**Work item:** Tally the lines in the listing below that hold the string "avatar", and reply with that tally alone.

··· Records provided

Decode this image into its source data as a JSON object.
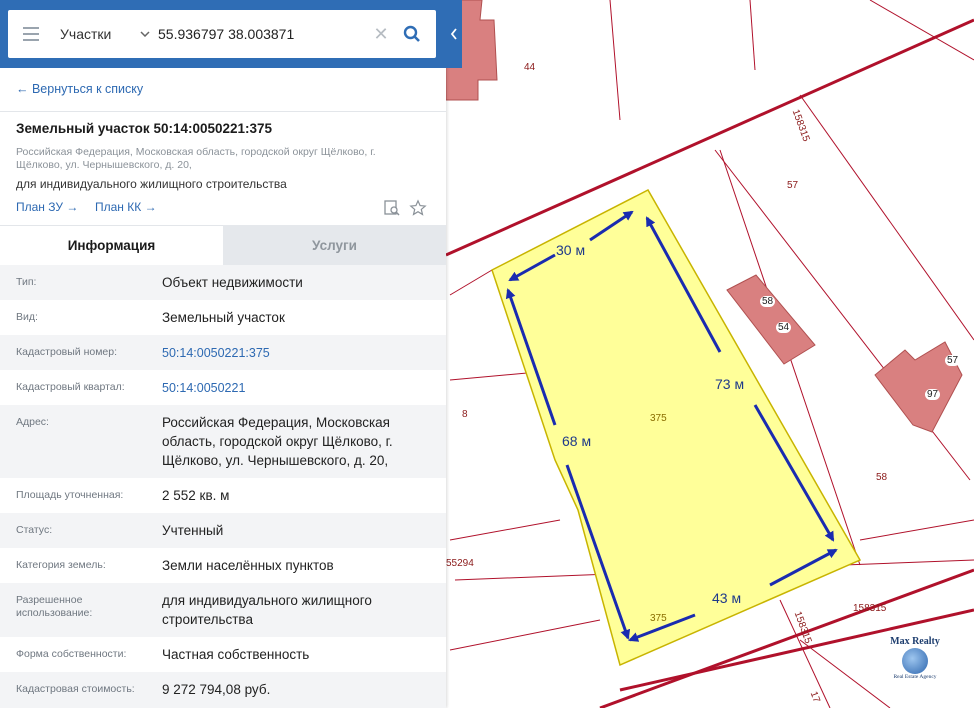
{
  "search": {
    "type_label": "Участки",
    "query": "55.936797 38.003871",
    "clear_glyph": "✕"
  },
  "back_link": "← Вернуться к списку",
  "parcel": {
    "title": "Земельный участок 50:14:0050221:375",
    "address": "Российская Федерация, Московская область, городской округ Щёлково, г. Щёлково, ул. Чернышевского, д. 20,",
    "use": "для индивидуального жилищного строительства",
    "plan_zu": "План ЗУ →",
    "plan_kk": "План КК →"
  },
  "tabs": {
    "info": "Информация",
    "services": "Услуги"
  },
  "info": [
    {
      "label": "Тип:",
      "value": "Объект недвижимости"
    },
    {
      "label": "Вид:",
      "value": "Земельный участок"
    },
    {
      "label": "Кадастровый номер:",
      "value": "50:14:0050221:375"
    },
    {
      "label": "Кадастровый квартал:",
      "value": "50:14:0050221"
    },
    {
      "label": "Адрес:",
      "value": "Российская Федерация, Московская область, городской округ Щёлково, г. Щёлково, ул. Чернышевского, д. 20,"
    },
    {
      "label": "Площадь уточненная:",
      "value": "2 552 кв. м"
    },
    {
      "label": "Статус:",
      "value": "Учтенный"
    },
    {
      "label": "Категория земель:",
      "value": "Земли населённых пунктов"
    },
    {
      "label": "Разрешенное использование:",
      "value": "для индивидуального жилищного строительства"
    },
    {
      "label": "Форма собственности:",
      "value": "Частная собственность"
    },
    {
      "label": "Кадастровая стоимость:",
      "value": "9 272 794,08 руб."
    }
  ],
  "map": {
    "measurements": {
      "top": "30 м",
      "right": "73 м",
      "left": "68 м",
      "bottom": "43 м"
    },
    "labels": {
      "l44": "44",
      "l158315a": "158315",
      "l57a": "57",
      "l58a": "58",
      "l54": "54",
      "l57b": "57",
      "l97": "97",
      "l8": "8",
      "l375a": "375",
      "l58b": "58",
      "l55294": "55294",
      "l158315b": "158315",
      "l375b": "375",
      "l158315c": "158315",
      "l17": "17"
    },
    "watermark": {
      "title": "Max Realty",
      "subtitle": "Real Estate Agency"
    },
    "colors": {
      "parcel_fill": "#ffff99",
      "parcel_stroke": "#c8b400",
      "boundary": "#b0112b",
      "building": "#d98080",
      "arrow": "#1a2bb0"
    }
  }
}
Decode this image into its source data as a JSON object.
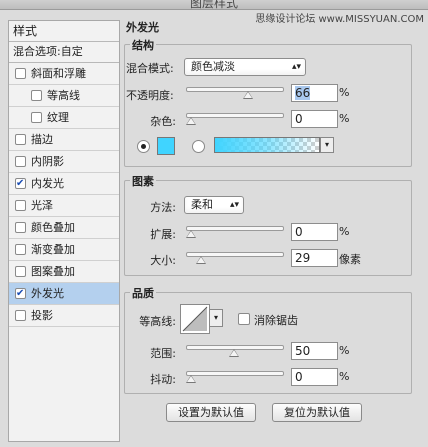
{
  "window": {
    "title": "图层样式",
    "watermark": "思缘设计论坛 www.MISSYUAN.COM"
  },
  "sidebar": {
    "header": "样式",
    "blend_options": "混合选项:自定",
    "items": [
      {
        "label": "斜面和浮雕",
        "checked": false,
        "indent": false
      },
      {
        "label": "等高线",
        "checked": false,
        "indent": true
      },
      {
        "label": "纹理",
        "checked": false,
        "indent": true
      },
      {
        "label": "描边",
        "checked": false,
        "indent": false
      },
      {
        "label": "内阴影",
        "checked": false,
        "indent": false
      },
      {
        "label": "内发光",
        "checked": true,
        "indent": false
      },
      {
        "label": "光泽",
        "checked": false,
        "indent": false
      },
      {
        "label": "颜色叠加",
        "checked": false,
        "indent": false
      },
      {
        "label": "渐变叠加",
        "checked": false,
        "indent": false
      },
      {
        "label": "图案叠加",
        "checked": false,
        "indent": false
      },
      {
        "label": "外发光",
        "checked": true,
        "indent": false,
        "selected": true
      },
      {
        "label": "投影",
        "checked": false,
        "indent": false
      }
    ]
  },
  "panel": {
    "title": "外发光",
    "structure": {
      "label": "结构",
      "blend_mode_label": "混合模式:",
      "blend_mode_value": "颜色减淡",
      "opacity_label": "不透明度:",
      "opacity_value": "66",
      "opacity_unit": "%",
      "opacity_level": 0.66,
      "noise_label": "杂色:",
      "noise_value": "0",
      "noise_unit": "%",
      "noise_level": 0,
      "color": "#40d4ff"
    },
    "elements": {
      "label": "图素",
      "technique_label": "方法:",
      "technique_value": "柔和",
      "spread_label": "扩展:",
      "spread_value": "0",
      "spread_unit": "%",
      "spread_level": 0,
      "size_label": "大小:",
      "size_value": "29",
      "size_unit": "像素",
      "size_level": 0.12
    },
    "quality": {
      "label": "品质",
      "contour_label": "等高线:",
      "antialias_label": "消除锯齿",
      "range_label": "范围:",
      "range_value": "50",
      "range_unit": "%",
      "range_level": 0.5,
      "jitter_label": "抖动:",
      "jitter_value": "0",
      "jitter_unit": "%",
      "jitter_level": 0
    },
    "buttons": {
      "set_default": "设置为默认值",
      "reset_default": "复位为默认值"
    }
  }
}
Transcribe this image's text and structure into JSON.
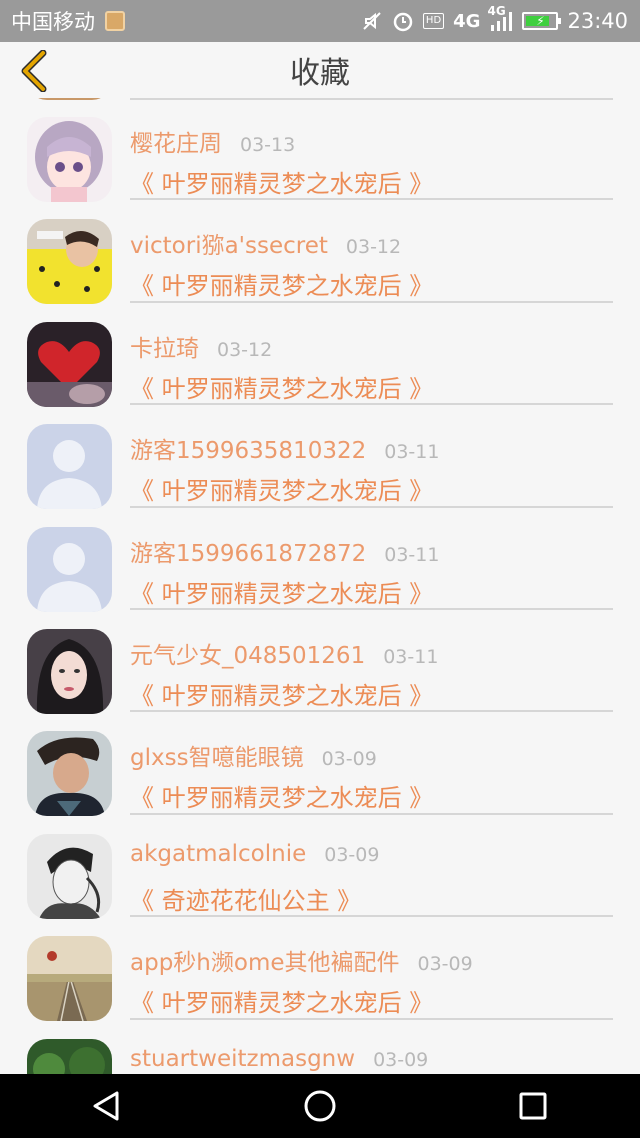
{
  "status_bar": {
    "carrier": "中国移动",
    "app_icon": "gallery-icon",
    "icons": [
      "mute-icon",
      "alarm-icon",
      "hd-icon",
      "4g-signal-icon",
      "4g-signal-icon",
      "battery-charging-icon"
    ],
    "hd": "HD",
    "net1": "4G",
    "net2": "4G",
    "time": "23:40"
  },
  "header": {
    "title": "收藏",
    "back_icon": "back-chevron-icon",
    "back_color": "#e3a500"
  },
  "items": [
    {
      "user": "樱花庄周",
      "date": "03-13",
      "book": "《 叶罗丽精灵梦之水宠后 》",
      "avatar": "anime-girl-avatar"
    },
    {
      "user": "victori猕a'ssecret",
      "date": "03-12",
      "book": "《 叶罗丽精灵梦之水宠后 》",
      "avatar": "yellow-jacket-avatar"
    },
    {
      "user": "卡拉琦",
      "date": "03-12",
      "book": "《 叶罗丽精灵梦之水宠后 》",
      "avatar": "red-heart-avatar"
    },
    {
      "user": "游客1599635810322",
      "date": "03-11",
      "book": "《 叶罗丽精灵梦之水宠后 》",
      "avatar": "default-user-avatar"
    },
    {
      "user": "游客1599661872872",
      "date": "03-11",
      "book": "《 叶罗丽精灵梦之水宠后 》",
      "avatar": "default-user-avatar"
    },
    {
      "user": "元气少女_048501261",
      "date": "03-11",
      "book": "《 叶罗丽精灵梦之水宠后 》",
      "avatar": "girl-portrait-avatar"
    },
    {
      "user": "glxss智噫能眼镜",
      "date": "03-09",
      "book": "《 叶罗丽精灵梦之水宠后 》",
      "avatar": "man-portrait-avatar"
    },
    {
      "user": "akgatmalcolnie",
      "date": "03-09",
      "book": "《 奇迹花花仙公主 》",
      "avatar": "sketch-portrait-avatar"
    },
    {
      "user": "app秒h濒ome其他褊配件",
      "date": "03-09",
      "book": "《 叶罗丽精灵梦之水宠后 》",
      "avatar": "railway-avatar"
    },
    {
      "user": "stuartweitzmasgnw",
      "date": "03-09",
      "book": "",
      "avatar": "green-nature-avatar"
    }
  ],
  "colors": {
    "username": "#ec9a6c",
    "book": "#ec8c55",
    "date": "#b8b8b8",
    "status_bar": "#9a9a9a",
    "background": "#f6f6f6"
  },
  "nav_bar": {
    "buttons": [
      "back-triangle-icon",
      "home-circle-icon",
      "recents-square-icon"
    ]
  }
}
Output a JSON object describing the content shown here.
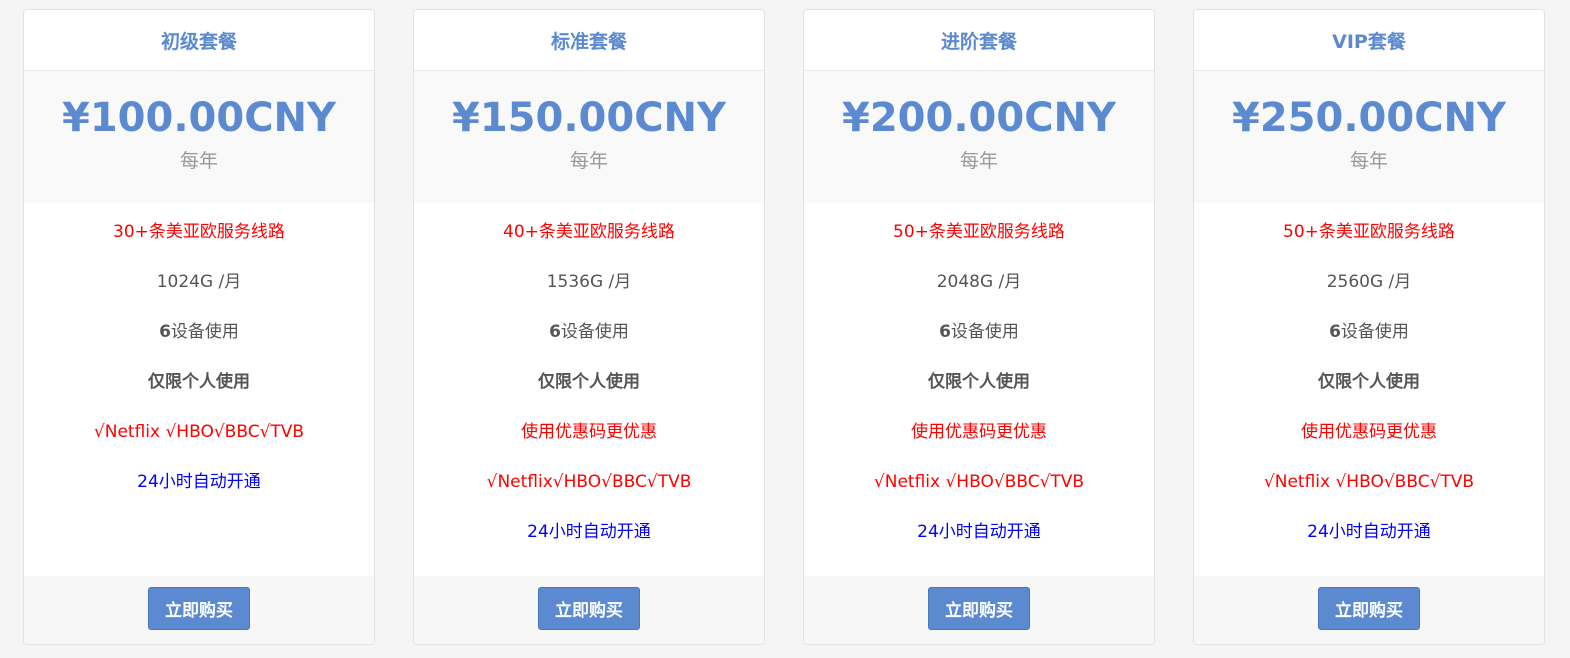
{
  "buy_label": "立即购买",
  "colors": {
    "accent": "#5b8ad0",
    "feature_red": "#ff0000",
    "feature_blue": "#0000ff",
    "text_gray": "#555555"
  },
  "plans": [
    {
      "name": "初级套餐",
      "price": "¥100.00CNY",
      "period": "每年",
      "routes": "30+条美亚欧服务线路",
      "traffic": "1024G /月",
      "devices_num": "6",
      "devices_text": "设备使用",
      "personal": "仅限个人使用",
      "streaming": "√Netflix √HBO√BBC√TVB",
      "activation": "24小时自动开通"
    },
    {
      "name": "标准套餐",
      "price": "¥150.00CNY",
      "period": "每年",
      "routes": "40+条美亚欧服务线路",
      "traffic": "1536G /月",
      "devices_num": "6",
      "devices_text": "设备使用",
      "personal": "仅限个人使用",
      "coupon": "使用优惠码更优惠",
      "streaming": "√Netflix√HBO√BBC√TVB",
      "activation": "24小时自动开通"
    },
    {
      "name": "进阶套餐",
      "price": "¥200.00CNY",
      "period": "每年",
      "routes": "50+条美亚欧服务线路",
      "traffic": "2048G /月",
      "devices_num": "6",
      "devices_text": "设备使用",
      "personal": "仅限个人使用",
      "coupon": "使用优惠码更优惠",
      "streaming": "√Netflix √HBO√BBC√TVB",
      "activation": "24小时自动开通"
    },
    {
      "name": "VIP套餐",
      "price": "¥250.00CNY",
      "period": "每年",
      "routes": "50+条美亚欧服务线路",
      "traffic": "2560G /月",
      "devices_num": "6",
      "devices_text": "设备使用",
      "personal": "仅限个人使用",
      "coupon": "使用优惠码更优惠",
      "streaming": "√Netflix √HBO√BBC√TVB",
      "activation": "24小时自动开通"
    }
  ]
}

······

**Solution:** 10